Sea Lane Security of Oil and Liquefied Natural Gas in the East Asia Summit Region

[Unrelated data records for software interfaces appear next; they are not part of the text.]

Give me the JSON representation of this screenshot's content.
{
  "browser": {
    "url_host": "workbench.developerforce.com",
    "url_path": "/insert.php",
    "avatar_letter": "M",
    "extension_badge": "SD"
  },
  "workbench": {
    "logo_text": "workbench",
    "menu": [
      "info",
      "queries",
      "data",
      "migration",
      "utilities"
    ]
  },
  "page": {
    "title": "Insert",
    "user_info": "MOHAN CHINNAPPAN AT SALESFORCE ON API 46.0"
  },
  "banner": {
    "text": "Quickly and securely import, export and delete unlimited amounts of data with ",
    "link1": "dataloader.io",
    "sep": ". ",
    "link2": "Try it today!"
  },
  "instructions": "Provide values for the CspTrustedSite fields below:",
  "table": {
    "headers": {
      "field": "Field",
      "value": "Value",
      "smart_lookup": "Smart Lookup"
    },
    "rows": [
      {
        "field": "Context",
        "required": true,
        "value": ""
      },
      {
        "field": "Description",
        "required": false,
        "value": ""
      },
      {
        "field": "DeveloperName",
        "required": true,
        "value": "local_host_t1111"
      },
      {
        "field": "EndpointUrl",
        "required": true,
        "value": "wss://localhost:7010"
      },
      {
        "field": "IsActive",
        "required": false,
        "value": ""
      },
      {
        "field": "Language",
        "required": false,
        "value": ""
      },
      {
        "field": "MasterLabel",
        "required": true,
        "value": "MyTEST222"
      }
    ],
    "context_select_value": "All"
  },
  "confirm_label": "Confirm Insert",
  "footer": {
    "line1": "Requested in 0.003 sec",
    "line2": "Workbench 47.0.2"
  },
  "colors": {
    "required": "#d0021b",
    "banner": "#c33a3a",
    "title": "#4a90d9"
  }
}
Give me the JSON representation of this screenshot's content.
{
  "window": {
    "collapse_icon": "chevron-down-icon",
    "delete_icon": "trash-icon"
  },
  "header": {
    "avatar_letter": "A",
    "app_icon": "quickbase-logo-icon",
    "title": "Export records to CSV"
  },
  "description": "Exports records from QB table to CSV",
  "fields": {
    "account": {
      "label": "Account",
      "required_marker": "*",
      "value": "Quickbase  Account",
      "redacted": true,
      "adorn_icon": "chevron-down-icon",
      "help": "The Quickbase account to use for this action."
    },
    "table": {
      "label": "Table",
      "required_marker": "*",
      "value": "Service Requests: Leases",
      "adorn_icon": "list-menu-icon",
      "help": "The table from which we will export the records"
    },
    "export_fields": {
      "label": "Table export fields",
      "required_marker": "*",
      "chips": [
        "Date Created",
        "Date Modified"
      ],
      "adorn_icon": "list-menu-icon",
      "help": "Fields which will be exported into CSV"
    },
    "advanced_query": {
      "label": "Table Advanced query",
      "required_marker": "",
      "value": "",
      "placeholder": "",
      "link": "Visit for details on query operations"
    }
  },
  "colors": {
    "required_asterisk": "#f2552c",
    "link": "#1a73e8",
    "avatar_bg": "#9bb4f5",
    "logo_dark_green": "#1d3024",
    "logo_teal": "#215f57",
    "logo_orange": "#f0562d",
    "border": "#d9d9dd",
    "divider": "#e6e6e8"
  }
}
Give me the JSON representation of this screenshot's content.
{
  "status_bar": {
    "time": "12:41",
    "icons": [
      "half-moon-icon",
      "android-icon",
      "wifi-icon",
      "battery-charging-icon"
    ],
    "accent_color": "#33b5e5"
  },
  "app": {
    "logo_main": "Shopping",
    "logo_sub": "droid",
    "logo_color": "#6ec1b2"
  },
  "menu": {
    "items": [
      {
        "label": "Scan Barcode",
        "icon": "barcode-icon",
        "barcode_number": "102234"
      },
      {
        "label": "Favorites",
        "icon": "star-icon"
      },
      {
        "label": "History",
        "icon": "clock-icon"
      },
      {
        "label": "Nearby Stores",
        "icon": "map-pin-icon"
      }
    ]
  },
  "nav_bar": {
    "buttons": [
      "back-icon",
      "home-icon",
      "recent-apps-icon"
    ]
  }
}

With robust demand - yet modest supply growth - of energy in the region, the East Asia Summit (EAS) area is expected to rely more on imported oil and natural gas. However, without an international pipeline infrastructure, the region imports these products through sea transport. Sea lane security of oil and liquefied natural gas (LNG) is then vitally important to ensure energy supply in the region. This study firstly forecasts future oil and LNG import into the Asia-Pacific region in order to assess the congestion in the Hormuz and Malacca/Singapore straits. Secondly, the study identifies various risks to sea lane security in terms of key background elements (congestion, geography, geopolitics, climate change, poverty, and law and order) and trigger events (piracy, terrorism, regional conflicts, accidents, and extreme weather events). Trigger events in turn impact the energy security of the region in the form of supply disruptions, price volatility of traded goods, financial risks to the industry including increased insurance premium, and physical risks to human life. Finally, the study introduces countermeasures adopted by countries, such as Indonesia and Thailand, to mitigate various risks.